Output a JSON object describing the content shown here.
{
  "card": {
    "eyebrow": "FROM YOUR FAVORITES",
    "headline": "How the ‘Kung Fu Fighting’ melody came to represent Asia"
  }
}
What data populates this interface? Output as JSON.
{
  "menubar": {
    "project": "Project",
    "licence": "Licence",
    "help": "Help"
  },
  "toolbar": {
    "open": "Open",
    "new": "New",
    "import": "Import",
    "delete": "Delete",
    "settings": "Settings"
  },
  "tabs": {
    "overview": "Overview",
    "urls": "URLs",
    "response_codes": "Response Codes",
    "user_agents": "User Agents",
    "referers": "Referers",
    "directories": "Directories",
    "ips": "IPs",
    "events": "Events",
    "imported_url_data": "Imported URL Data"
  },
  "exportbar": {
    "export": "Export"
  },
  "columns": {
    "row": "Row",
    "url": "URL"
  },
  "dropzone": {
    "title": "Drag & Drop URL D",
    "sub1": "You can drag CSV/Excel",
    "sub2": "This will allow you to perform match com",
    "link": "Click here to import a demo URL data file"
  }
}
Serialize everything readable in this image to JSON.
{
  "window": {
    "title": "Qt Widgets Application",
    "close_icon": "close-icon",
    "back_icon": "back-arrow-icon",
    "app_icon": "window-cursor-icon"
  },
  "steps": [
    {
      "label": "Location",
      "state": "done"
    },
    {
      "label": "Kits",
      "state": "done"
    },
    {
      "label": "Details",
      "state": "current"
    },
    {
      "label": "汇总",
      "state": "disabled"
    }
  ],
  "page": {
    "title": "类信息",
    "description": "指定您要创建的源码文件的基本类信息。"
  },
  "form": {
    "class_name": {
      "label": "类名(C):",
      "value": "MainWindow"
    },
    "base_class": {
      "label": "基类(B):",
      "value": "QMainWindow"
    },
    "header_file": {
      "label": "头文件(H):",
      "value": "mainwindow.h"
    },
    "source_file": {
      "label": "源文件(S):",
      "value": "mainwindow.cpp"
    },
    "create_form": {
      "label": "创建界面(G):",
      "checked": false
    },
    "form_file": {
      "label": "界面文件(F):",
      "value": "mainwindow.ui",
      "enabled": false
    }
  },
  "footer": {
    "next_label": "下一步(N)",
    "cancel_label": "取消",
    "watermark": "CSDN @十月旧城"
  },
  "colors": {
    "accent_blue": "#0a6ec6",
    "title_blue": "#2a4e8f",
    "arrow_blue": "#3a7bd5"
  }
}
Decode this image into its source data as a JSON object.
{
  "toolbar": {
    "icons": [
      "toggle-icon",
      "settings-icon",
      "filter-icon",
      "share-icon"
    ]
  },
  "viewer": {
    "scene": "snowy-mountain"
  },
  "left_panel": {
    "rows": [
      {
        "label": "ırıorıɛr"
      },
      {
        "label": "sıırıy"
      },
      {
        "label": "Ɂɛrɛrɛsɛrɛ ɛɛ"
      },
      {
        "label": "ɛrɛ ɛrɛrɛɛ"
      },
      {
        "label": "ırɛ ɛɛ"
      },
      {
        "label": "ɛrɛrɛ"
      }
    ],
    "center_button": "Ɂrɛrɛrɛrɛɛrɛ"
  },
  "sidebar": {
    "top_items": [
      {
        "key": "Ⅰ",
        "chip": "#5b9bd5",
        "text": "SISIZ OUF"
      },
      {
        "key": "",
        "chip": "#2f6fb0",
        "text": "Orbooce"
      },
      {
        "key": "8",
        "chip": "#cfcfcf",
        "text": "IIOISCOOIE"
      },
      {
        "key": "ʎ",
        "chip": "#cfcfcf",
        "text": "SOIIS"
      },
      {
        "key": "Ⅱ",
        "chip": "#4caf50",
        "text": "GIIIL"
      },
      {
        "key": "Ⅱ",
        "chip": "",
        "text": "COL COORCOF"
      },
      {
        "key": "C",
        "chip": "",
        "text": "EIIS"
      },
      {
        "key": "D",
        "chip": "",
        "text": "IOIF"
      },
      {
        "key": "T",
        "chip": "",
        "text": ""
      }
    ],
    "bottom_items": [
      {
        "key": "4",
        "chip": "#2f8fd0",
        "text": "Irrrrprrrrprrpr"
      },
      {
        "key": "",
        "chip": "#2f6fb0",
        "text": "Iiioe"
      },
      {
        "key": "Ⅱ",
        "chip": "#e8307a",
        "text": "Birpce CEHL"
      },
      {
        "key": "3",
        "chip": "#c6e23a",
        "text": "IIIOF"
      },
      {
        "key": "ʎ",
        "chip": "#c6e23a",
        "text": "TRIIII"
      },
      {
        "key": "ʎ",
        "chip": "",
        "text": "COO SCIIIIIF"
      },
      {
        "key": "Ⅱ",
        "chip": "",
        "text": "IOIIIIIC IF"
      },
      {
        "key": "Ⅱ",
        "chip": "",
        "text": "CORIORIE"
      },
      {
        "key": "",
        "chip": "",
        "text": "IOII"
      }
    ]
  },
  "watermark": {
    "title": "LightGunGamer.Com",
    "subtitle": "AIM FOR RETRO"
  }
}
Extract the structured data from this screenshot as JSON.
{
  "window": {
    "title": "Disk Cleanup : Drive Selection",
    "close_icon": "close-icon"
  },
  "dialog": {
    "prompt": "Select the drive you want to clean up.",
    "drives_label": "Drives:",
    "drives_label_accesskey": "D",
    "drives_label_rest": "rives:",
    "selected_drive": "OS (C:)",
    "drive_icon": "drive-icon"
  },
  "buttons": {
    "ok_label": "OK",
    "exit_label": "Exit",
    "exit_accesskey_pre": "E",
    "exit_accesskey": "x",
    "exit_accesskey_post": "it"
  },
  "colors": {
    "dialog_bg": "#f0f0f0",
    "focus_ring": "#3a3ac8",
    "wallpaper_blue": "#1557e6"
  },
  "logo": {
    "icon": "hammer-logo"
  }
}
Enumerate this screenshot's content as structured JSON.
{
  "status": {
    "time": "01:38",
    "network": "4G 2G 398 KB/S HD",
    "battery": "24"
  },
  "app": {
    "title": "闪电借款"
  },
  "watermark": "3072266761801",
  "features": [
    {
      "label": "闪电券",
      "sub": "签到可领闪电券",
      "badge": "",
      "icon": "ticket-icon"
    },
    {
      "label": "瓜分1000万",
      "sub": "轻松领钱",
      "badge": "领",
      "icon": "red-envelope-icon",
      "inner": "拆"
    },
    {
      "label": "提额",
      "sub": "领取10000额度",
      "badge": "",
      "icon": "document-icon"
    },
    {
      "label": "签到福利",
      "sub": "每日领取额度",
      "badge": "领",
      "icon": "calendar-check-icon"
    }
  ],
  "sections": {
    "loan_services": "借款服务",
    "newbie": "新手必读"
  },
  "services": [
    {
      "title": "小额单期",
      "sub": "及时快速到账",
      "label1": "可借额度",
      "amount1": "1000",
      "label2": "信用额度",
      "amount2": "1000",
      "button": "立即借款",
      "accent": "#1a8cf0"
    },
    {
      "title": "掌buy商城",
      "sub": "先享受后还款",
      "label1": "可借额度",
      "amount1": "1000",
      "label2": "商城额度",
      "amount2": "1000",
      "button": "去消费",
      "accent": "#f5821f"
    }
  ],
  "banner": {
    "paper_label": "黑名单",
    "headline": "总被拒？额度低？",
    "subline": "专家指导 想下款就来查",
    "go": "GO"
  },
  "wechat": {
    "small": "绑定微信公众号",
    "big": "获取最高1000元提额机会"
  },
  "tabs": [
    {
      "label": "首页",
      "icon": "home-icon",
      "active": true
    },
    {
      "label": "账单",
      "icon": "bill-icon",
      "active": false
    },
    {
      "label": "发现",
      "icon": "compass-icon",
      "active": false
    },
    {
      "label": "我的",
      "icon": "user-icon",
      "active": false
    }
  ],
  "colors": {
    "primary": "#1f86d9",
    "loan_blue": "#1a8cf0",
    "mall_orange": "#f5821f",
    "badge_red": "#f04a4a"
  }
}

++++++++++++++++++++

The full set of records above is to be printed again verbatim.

Output a JSON object describing the content shown here.
{
  "card": {
    "eyebrow": "FROM YOUR FAVORITES",
    "headline": "How the ‘Kung Fu Fighting’ melody came to represent Asia"
  }
}
What data populates this interface? Output as JSON.
{
  "menubar": {
    "project": "Project",
    "licence": "Licence",
    "help": "Help"
  },
  "toolbar": {
    "open": "Open",
    "new": "New",
    "import": "Import",
    "delete": "Delete",
    "settings": "Settings"
  },
  "tabs": {
    "overview": "Overview",
    "urls": "URLs",
    "response_codes": "Response Codes",
    "user_agents": "User Agents",
    "referers": "Referers",
    "directories": "Directories",
    "ips": "IPs",
    "events": "Events",
    "imported_url_data": "Imported URL Data"
  },
  "exportbar": {
    "export": "Export"
  },
  "columns": {
    "row": "Row",
    "url": "URL"
  },
  "dropzone": {
    "title": "Drag & Drop URL D",
    "sub1": "You can drag CSV/Excel",
    "sub2": "This will allow you to perform match com",
    "link": "Click here to import a demo URL data file"
  }
}
Serialize everything readable in this image to JSON.
{
  "window": {
    "title": "Qt Widgets Application",
    "close_icon": "close-icon",
    "back_icon": "back-arrow-icon",
    "app_icon": "window-cursor-icon"
  },
  "steps": [
    {
      "label": "Location",
      "state": "done"
    },
    {
      "label": "Kits",
      "state": "done"
    },
    {
      "label": "Details",
      "state": "current"
    },
    {
      "label": "汇总",
      "state": "disabled"
    }
  ],
  "page": {
    "title": "类信息",
    "description": "指定您要创建的源码文件的基本类信息。"
  },
  "form": {
    "class_name": {
      "label": "类名(C):",
      "value": "MainWindow"
    },
    "base_class": {
      "label": "基类(B):",
      "value": "QMainWindow"
    },
    "header_file": {
      "label": "头文件(H):",
      "value": "mainwindow.h"
    },
    "source_file": {
      "label": "源文件(S):",
      "value": "mainwindow.cpp"
    },
    "create_form": {
      "label": "创建界面(G):",
      "checked": false
    },
    "form_file": {
      "label": "界面文件(F):",
      "value": "mainwindow.ui",
      "enabled": false
    }
  },
  "footer": {
    "next_label": "下一步(N)",
    "cancel_label": "取消",
    "watermark": "CSDN @十月旧城"
  },
  "colors": {
    "accent_blue": "#0a6ec6",
    "title_blue": "#2a4e8f",
    "arrow_blue": "#3a7bd5"
  }
}
Decode this image into its source data as a JSON object.
{
  "toolbar": {
    "icons": [
      "toggle-icon",
      "settings-icon",
      "filter-icon",
      "share-icon"
    ]
  },
  "viewer": {
    "scene": "snowy-mountain"
  },
  "left_panel": {
    "rows": [
      {
        "label": "ırıorıɛr"
      },
      {
        "label": "sıırıy"
      },
      {
        "label": "Ɂɛrɛrɛsɛrɛ ɛɛ"
      },
      {
        "label": "ɛrɛ ɛrɛrɛɛ"
      },
      {
        "label": "ırɛ ɛɛ"
      },
      {
        "label": "ɛrɛrɛ"
      }
    ],
    "center_button": "Ɂrɛrɛrɛrɛɛrɛ"
  },
  "sidebar": {
    "top_items": [
      {
        "key": "Ⅰ",
        "chip": "#5b9bd5",
        "text": "SISIZ OUF"
      },
      {
        "key": "",
        "chip": "#2f6fb0",
        "text": "Orbooce"
      },
      {
        "key": "8",
        "chip": "#cfcfcf",
        "text": "IIOISCOOIE"
      },
      {
        "key": "ʎ",
        "chip": "#cfcfcf",
        "text": "SOIIS"
      },
      {
        "key": "Ⅱ",
        "chip": "#4caf50",
        "text": "GIIIL"
      },
      {
        "key": "Ⅱ",
        "chip": "",
        "text": "COL COORCOF"
      },
      {
        "key": "C",
        "chip": "",
        "text": "EIIS"
      },
      {
        "key": "D",
        "chip": "",
        "text": "IOIF"
      },
      {
        "key": "T",
        "chip": "",
        "text": ""
      }
    ],
    "bottom_items": [
      {
        "key": "4",
        "chip": "#2f8fd0",
        "text": "Irrrrprrrrprrpr"
      },
      {
        "key": "",
        "chip": "#2f6fb0",
        "text": "Iiioe"
      },
      {
        "key": "Ⅱ",
        "chip": "#e8307a",
        "text": "Birpce CEHL"
      },
      {
        "key": "3",
        "chip": "#c6e23a",
        "text": "IIIOF"
      },
      {
        "key": "ʎ",
        "chip": "#c6e23a",
        "text": "TRIIII"
      },
      {
        "key": "ʎ",
        "chip": "",
        "text": "COO SCIIIIIF"
      },
      {
        "key": "Ⅱ",
        "chip": "",
        "text": "IOIIIIIC IF"
      },
      {
        "key": "Ⅱ",
        "chip": "",
        "text": "CORIORIE"
      },
      {
        "key": "",
        "chip": "",
        "text": "IOII"
      }
    ]
  },
  "watermark": {
    "title": "LightGunGamer.Com",
    "subtitle": "AIM FOR RETRO"
  }
}
Extract the structured data from this screenshot as JSON.
{
  "window": {
    "title": "Disk Cleanup : Drive Selection",
    "close_icon": "close-icon"
  },
  "dialog": {
    "prompt": "Select the drive you want to clean up.",
    "drives_label": "Drives:",
    "drives_label_accesskey": "D",
    "drives_label_rest": "rives:",
    "selected_drive": "OS (C:)",
    "drive_icon": "drive-icon"
  },
  "buttons": {
    "ok_label": "OK",
    "exit_label": "Exit",
    "exit_accesskey_pre": "E",
    "exit_accesskey": "x",
    "exit_accesskey_post": "it"
  },
  "colors": {
    "dialog_bg": "#f0f0f0",
    "focus_ring": "#3a3ac8",
    "wallpaper_blue": "#1557e6"
  },
  "logo": {
    "icon": "hammer-logo"
  }
}
Enumerate this screenshot's content as structured JSON.
{
  "status": {
    "time": "01:38",
    "network": "4G 2G 398 KB/S HD",
    "battery": "24"
  },
  "app": {
    "title": "闪电借款"
  },
  "watermark": "3072266761801",
  "features": [
    {
      "label": "闪电券",
      "sub": "签到可领闪电券",
      "badge": "",
      "icon": "ticket-icon"
    },
    {
      "label": "瓜分1000万",
      "sub": "轻松领钱",
      "badge": "领",
      "icon": "red-envelope-icon",
      "inner": "拆"
    },
    {
      "label": "提额",
      "sub": "领取10000额度",
      "badge": "",
      "icon": "document-icon"
    },
    {
      "label": "签到福利",
      "sub": "每日领取额度",
      "badge": "领",
      "icon": "calendar-check-icon"
    }
  ],
  "sections": {
    "loan_services": "借款服务",
    "newbie": "新手必读"
  },
  "services": [
    {
      "title": "小额单期",
      "sub": "及时快速到账",
      "label1": "可借额度",
      "amount1": "1000",
      "label2": "信用额度",
      "amount2": "1000",
      "button": "立即借款",
      "accent": "#1a8cf0"
    },
    {
      "title": "掌buy商城",
      "sub": "先享受后还款",
      "label1": "可借额度",
      "amount1": "1000",
      "label2": "商城额度",
      "amount2": "1000",
      "button": "去消费",
      "accent": "#f5821f"
    }
  ],
  "banner": {
    "paper_label": "黑名单",
    "headline": "总被拒？额度低？",
    "subline": "专家指导 想下款就来查",
    "go": "GO"
  },
  "wechat": {
    "small": "绑定微信公众号",
    "big": "获取最高1000元提额机会"
  },
  "tabs": [
    {
      "label": "首页",
      "icon": "home-icon",
      "active": true
    },
    {
      "label": "账单",
      "icon": "bill-icon",
      "active": false
    },
    {
      "label": "发现",
      "icon": "compass-icon",
      "active": false
    },
    {
      "label": "我的",
      "icon": "user-icon",
      "active": false
    }
  ],
  "colors": {
    "primary": "#1f86d9",
    "loan_blue": "#1a8cf0",
    "mall_orange": "#f5821f",
    "badge_red": "#f04a4a"
  }
}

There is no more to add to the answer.